Give back each entry verbatim.

Component data from apps and pages:
------------------------------

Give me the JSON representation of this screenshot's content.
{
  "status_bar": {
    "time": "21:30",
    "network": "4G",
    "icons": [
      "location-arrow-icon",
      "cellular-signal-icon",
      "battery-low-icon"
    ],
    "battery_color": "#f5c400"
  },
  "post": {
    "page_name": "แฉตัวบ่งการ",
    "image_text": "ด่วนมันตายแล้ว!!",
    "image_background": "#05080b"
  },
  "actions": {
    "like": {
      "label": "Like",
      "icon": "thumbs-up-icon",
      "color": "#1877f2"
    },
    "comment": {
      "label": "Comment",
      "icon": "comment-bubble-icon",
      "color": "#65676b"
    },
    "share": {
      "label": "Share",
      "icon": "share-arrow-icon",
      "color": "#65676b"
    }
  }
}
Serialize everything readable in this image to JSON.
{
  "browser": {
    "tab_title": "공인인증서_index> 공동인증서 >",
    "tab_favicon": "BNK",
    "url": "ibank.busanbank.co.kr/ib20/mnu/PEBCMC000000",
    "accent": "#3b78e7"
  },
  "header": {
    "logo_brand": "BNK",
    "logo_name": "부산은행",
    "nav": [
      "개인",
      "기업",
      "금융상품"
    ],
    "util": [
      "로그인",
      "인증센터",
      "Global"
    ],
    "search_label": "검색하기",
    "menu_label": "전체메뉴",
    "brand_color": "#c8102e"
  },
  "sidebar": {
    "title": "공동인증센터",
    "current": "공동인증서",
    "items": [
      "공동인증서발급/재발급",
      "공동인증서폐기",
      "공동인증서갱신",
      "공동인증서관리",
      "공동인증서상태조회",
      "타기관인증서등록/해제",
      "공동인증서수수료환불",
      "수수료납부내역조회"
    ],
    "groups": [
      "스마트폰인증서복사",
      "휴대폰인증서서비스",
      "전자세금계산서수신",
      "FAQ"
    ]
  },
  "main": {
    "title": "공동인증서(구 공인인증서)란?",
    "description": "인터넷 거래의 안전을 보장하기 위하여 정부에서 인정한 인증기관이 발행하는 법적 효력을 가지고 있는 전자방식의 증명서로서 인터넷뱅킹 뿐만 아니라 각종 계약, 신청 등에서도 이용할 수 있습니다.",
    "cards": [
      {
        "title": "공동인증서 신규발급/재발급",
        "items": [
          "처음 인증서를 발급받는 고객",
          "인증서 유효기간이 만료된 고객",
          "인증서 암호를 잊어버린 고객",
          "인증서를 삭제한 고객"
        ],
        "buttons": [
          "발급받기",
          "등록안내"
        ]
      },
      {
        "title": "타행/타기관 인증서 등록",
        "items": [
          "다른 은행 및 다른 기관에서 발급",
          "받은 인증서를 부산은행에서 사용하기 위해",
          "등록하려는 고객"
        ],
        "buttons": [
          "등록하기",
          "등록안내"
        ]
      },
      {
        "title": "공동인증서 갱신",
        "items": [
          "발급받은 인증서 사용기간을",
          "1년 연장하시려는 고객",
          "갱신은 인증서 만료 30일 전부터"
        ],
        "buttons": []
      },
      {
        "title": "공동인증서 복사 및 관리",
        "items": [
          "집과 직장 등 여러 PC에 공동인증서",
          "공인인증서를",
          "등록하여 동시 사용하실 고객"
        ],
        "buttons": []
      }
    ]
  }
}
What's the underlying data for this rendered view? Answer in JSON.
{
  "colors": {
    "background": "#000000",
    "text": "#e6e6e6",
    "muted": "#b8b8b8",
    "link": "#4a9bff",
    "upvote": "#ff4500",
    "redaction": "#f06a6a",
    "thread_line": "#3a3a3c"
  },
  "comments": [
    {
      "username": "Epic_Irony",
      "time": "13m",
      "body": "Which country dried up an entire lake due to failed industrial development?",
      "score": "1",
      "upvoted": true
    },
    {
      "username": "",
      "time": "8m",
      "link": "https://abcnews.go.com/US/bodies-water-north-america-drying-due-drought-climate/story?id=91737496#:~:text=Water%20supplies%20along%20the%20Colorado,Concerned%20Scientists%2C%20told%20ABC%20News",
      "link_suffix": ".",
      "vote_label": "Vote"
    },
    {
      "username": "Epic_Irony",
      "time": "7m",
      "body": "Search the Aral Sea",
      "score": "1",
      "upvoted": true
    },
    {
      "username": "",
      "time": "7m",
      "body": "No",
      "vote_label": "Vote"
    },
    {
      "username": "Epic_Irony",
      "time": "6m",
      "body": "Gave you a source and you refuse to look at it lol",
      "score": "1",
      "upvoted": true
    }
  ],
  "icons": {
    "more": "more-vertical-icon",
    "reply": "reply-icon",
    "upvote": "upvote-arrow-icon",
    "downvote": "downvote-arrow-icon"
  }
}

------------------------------

Solved exercise:
Give me the JSON representation of this screenshot's content.
{
  "status_bar": {
    "time": "21:30",
    "network": "4G",
    "icons": [
      "location-arrow-icon",
      "cellular-signal-icon",
      "battery-low-icon"
    ],
    "battery_color": "#f5c400"
  },
  "post": {
    "page_name": "แฉตัวบ่งการ",
    "image_text": "ด่วนมันตายแล้ว!!",
    "image_background": "#05080b"
  },
  "actions": {
    "like": {
      "label": "Like",
      "icon": "thumbs-up-icon",
      "color": "#1877f2"
    },
    "comment": {
      "label": "Comment",
      "icon": "comment-bubble-icon",
      "color": "#65676b"
    },
    "share": {
      "label": "Share",
      "icon": "share-arrow-icon",
      "color": "#65676b"
    }
  }
}
Serialize everything readable in this image to JSON.
{
  "browser": {
    "tab_title": "공인인증서_index> 공동인증서 >",
    "tab_favicon": "BNK",
    "url": "ibank.busanbank.co.kr/ib20/mnu/PEBCMC000000",
    "accent": "#3b78e7"
  },
  "header": {
    "logo_brand": "BNK",
    "logo_name": "부산은행",
    "nav": [
      "개인",
      "기업",
      "금융상품"
    ],
    "util": [
      "로그인",
      "인증센터",
      "Global"
    ],
    "search_label": "검색하기",
    "menu_label": "전체메뉴",
    "brand_color": "#c8102e"
  },
  "sidebar": {
    "title": "공동인증센터",
    "current": "공동인증서",
    "items": [
      "공동인증서발급/재발급",
      "공동인증서폐기",
      "공동인증서갱신",
      "공동인증서관리",
      "공동인증서상태조회",
      "타기관인증서등록/해제",
      "공동인증서수수료환불",
      "수수료납부내역조회"
    ],
    "groups": [
      "스마트폰인증서복사",
      "휴대폰인증서서비스",
      "전자세금계산서수신",
      "FAQ"
    ]
  },
  "main": {
    "title": "공동인증서(구 공인인증서)란?",
    "description": "인터넷 거래의 안전을 보장하기 위하여 정부에서 인정한 인증기관이 발행하는 법적 효력을 가지고 있는 전자방식의 증명서로서 인터넷뱅킹 뿐만 아니라 각종 계약, 신청 등에서도 이용할 수 있습니다.",
    "cards": [
      {
        "title": "공동인증서 신규발급/재발급",
        "items": [
          "처음 인증서를 발급받는 고객",
          "인증서 유효기간이 만료된 고객",
          "인증서 암호를 잊어버린 고객",
          "인증서를 삭제한 고객"
        ],
        "buttons": [
          "발급받기",
          "등록안내"
        ]
      },
      {
        "title": "타행/타기관 인증서 등록",
        "items": [
          "다른 은행 및 다른 기관에서 발급",
          "받은 인증서를 부산은행에서 사용하기 위해",
          "등록하려는 고객"
        ],
        "buttons": [
          "등록하기",
          "등록안내"
        ]
      },
      {
        "title": "공동인증서 갱신",
        "items": [
          "발급받은 인증서 사용기간을",
          "1년 연장하시려는 고객",
          "갱신은 인증서 만료 30일 전부터"
        ],
        "buttons": []
      },
      {
        "title": "공동인증서 복사 및 관리",
        "items": [
          "집과 직장 등 여러 PC에 공동인증서",
          "공인인증서를",
          "등록하여 동시 사용하실 고객"
        ],
        "buttons": []
      }
    ]
  }
}
What's the underlying data for this rendered view? Answer in JSON.
{
  "colors": {
    "background": "#000000",
    "text": "#e6e6e6",
    "muted": "#b8b8b8",
    "link": "#4a9bff",
    "upvote": "#ff4500",
    "redaction": "#f06a6a",
    "thread_line": "#3a3a3c"
  },
  "comments": [
    {
      "username": "Epic_Irony",
      "time": "13m",
      "body": "Which country dried up an entire lake due to failed industrial development?",
      "score": "1",
      "upvoted": true
    },
    {
      "username": "",
      "time": "8m",
      "link": "https://abcnews.go.com/US/bodies-water-north-america-drying-due-drought-climate/story?id=91737496#:~:text=Water%20supplies%20along%20the%20Colorado,Concerned%20Scientists%2C%20told%20ABC%20News",
      "link_suffix": ".",
      "vote_label": "Vote"
    },
    {
      "username": "Epic_Irony",
      "time": "7m",
      "body": "Search the Aral Sea",
      "score": "1",
      "upvoted": true
    },
    {
      "username": "",
      "time": "7m",
      "body": "No",
      "vote_label": "Vote"
    },
    {
      "username": "Epic_Irony",
      "time": "6m",
      "body": "Gave you a source and you refuse to look at it lol",
      "score": "1",
      "upvoted": true
    }
  ],
  "icons": {
    "more": "more-vertical-icon",
    "reply": "reply-icon",
    "upvote": "upvote-arrow-icon",
    "downvote": "downvote-arrow-icon"
  }
}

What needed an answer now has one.